======== DATA SHOWN

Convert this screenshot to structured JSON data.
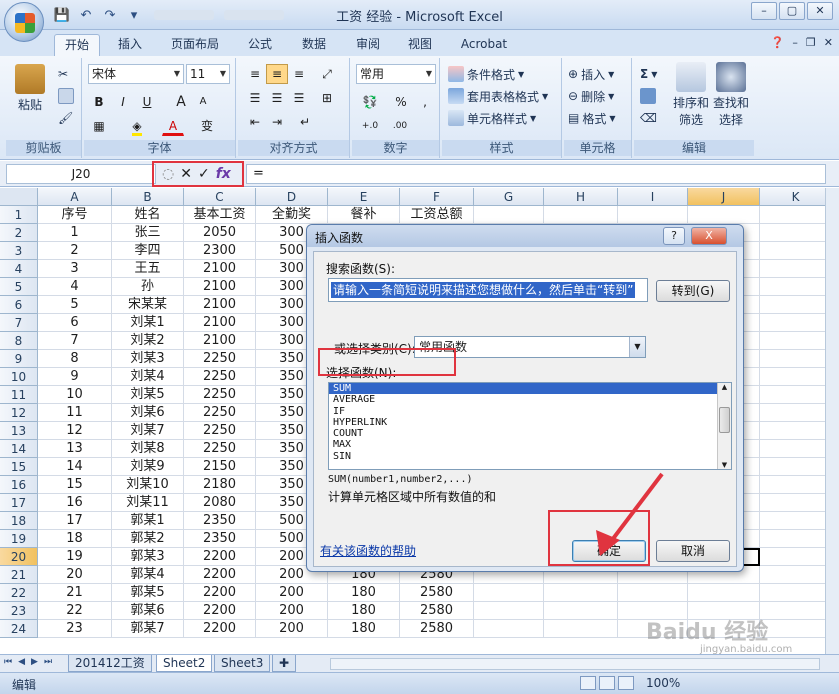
{
  "window": {
    "title": "工资 经验 - Microsoft Excel",
    "controls": [
      "–",
      "▢",
      "✕"
    ]
  },
  "ribbon": {
    "tabs": [
      "开始",
      "插入",
      "页面布局",
      "公式",
      "数据",
      "审阅",
      "视图",
      "Acrobat"
    ],
    "active_tab": "开始",
    "clipboard": {
      "paste": "粘贴",
      "label": "剪贴板"
    },
    "font": {
      "name": "宋体",
      "size": "11",
      "label": "字体",
      "bold": "B",
      "italic": "I",
      "underline": "U",
      "grow": "A",
      "shrink": "A",
      "color": "A",
      "phonetic": "变"
    },
    "alignment": {
      "label": "对齐方式"
    },
    "number": {
      "format": "常用",
      "percent": "%",
      "comma": ",",
      "inc": "+.0",
      "dec": ".00",
      "label": "数字"
    },
    "styles": {
      "conditional": "条件格式",
      "table": "套用表格格式",
      "cell": "单元格样式",
      "label": "样式"
    },
    "cells": {
      "insert": "插入",
      "delete": "删除",
      "format": "格式",
      "label": "单元格"
    },
    "editing": {
      "sigma": "Σ",
      "sort": "排序和",
      "sort2": "筛选",
      "find": "查找和",
      "find2": "选择",
      "label": "编辑"
    }
  },
  "formula_bar": {
    "name_box": "J20",
    "cancel": "✕",
    "enter": "✓",
    "fx": "fx",
    "content": "="
  },
  "sheet": {
    "columns": [
      "A",
      "B",
      "C",
      "D",
      "E",
      "F",
      "G",
      "H",
      "I",
      "J",
      "K"
    ],
    "selected_column": "J",
    "selected_row": 20,
    "headers": [
      "序号",
      "姓名",
      "基本工资",
      "全勤奖",
      "餐补",
      "工资总额"
    ],
    "rows": [
      [
        "1",
        "张三",
        "2050",
        "300",
        "",
        ""
      ],
      [
        "2",
        "李四",
        "2300",
        "500",
        "",
        ""
      ],
      [
        "3",
        "王五",
        "2100",
        "300",
        "",
        ""
      ],
      [
        "4",
        "孙",
        "2100",
        "300",
        "",
        ""
      ],
      [
        "5",
        "宋某某",
        "2100",
        "300",
        "",
        ""
      ],
      [
        "6",
        "刘某1",
        "2100",
        "300",
        "",
        ""
      ],
      [
        "7",
        "刘某2",
        "2100",
        "300",
        "",
        ""
      ],
      [
        "8",
        "刘某3",
        "2250",
        "350",
        "",
        ""
      ],
      [
        "9",
        "刘某4",
        "2250",
        "350",
        "",
        ""
      ],
      [
        "10",
        "刘某5",
        "2250",
        "350",
        "",
        ""
      ],
      [
        "11",
        "刘某6",
        "2250",
        "350",
        "",
        ""
      ],
      [
        "12",
        "刘某7",
        "2250",
        "350",
        "",
        ""
      ],
      [
        "13",
        "刘某8",
        "2250",
        "350",
        "",
        ""
      ],
      [
        "14",
        "刘某9",
        "2150",
        "350",
        "",
        ""
      ],
      [
        "15",
        "刘某10",
        "2180",
        "350",
        "",
        ""
      ],
      [
        "16",
        "刘某11",
        "2080",
        "350",
        "",
        ""
      ],
      [
        "17",
        "郭某1",
        "2350",
        "500",
        "",
        ""
      ],
      [
        "18",
        "郭某2",
        "2350",
        "500",
        "",
        ""
      ],
      [
        "19",
        "郭某3",
        "2200",
        "200",
        "",
        ""
      ],
      [
        "20",
        "郭某4",
        "2200",
        "200",
        "180",
        "2580"
      ],
      [
        "21",
        "郭某5",
        "2200",
        "200",
        "180",
        "2580"
      ],
      [
        "22",
        "郭某6",
        "2200",
        "200",
        "180",
        "2580"
      ],
      [
        "23",
        "郭某7",
        "2200",
        "200",
        "180",
        "2580"
      ]
    ],
    "tabs": [
      "201412工资",
      "Sheet2",
      "Sheet3"
    ],
    "active_tab": "Sheet2"
  },
  "status": {
    "mode": "编辑",
    "zoom": "100%"
  },
  "dialog": {
    "title": "插入函数",
    "help": "?",
    "close": "X",
    "search_label": "搜索函数(S):",
    "search_value": "请输入一条简短说明来描述您想做什么，然后单击“转到”",
    "go_button": "转到(G)",
    "category_label": "或选择类别(C):",
    "category_value": "常用函数",
    "list_label": "选择函数(N):",
    "functions": [
      "SUM",
      "AVERAGE",
      "IF",
      "HYPERLINK",
      "COUNT",
      "MAX",
      "SIN"
    ],
    "selected_function": "SUM",
    "signature": "SUM(number1,number2,...)",
    "description": "计算单元格区域中所有数值的和",
    "help_link": "有关该函数的帮助",
    "ok": "确定",
    "cancel": "取消"
  },
  "watermark": {
    "main": "Baidu 经验",
    "sub": "jingyan.baidu.com"
  },
  "colors": {
    "highlight_red": "#e0343f",
    "selection_blue": "#3166c8"
  }
}
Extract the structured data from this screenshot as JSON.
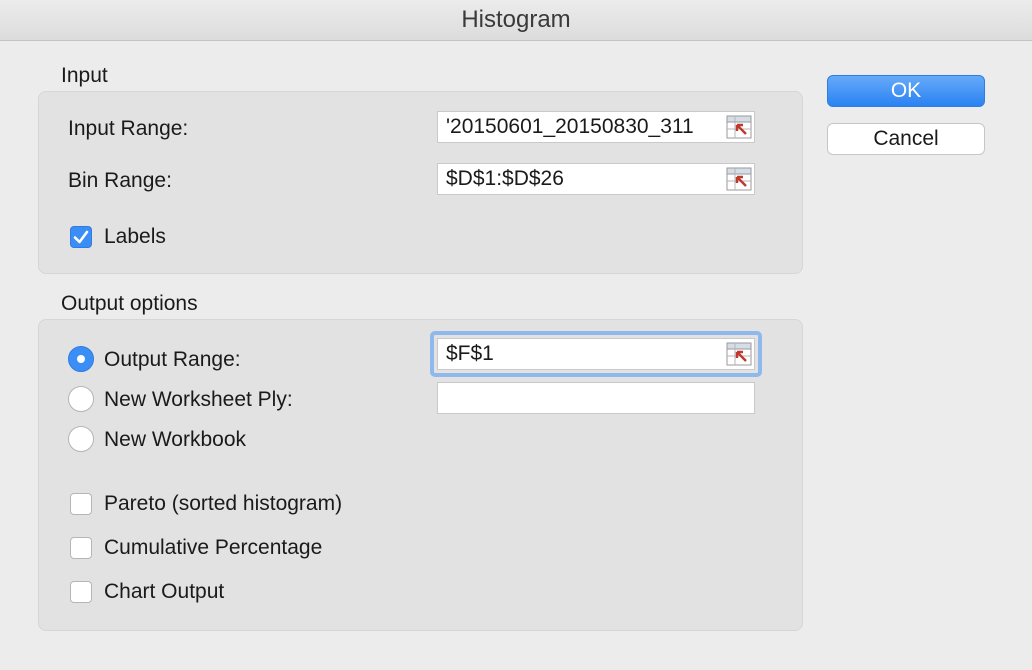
{
  "window": {
    "title": "Histogram"
  },
  "buttons": {
    "ok": "OK",
    "cancel": "Cancel"
  },
  "input_section": {
    "label": "Input",
    "input_range_label": "Input Range:",
    "input_range_value": "'20150601_20150830_311",
    "bin_range_label": "Bin Range:",
    "bin_range_value": "$D$1:$D$26",
    "labels_checkbox": {
      "label": "Labels",
      "checked": true
    }
  },
  "output_section": {
    "label": "Output options",
    "output_range": {
      "label": "Output Range:",
      "selected": true,
      "value": "$F$1"
    },
    "new_worksheet_ply": {
      "label": "New Worksheet Ply:",
      "selected": false,
      "value": ""
    },
    "new_workbook": {
      "label": "New Workbook",
      "selected": false
    },
    "pareto": {
      "label": "Pareto (sorted histogram)",
      "checked": false
    },
    "cumulative_percentage": {
      "label": "Cumulative Percentage",
      "checked": false
    },
    "chart_output": {
      "label": "Chart Output",
      "checked": false
    }
  },
  "colors": {
    "accent": "#3b8ef5",
    "focus": "#8fb9ec",
    "panel": "#e2e2e2",
    "window": "#ececec"
  },
  "icons": {
    "range_picker": "range-select-icon",
    "check": "checkmark-icon"
  }
}
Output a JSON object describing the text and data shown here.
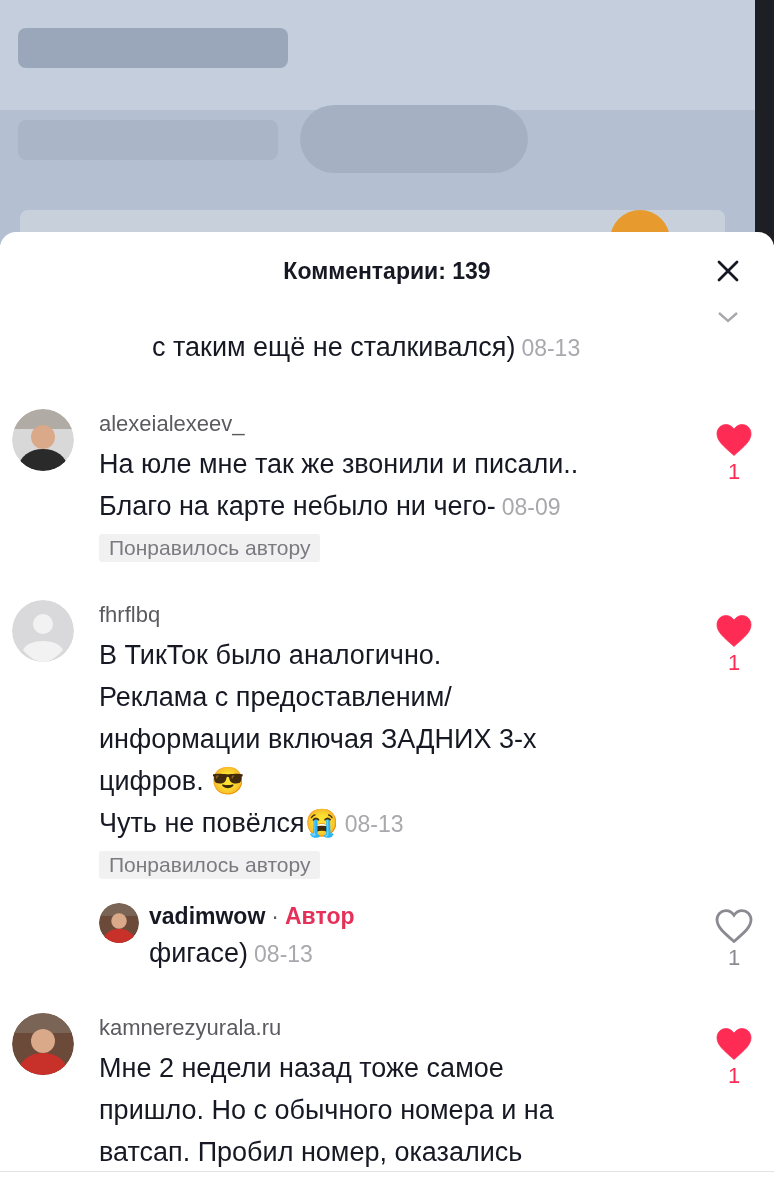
{
  "sheet": {
    "title": "Комментарии: 139"
  },
  "comments": [
    {
      "kind": "partial",
      "text": "с таким ещё не сталкивался)",
      "date": "08-13",
      "collapsed": false
    },
    {
      "kind": "comment",
      "username": "alexeialexeev_",
      "text": "На юле мне так же звонили и писали..\nБлаго на карте небыло ни чего-",
      "date": "08-09",
      "liked": true,
      "likes": "1",
      "badge": "Понравилось автору"
    },
    {
      "kind": "comment",
      "avatar": {
        "kind": "default"
      },
      "username": "fhrflbq",
      "text": "В ТикТок было аналогично.\nРеклама с предоставленим/\nинформации включая ЗАДНИХ 3-х\nцифров. 😎\nЧуть не повёлся😭",
      "date": "08-13",
      "liked": true,
      "likes": "1",
      "badge": "Понравилось автору",
      "replies": [
        {
          "username": "vadimwow",
          "separator": "·",
          "role": "Автор",
          "text": "фигасе)",
          "date": "08-13",
          "liked": false,
          "likes": "1"
        }
      ]
    },
    {
      "kind": "comment",
      "username": "kamnerezyurala.ru",
      "text": "Мне 2 недели назад тоже самое\nпришло. Но с обычного номера и на\nватсап. Пробил номер, оказались",
      "liked": true,
      "likes": "1"
    }
  ]
}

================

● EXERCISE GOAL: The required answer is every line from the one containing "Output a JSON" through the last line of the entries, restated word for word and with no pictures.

● TASK ANSWER:
Output a JSON object describing the text and data shown here.
{
  "sheet": {
    "title": "Комментарии: 139"
  },
  "comments": [
    {
      "kind": "partial",
      "text": "с таким ещё не сталкивался)",
      "date": "08-13",
      "collapsed": false
    },
    {
      "kind": "comment",
      "username": "alexeialexeev_",
      "text": "На юле мне так же звонили и писали..\nБлаго на карте небыло ни чего-",
      "date": "08-09",
      "liked": true,
      "likes": "1",
      "badge": "Понравилось автору"
    },
    {
      "kind": "comment",
      "avatar": {
        "kind": "default"
      },
      "username": "fhrflbq",
      "text": "В ТикТок было аналогично.\nРеклама с предоставленим/\nинформации включая ЗАДНИХ 3-х\nцифров. 😎\nЧуть не повёлся😭",
      "date": "08-13",
      "liked": true,
      "likes": "1",
      "badge": "Понравилось автору",
      "replies": [
        {
          "username": "vadimwow",
          "separator": "·",
          "role": "Автор",
          "text": "фигасе)",
          "date": "08-13",
          "liked": false,
          "likes": "1"
        }
      ]
    },
    {
      "kind": "comment",
      "username": "kamnerezyurala.ru",
      "text": "Мне 2 недели назад тоже самое\nпришло. Но с обычного номера и на\nватсап. Пробил номер, оказались",
      "liked": true,
      "likes": "1"
    }
  ]
}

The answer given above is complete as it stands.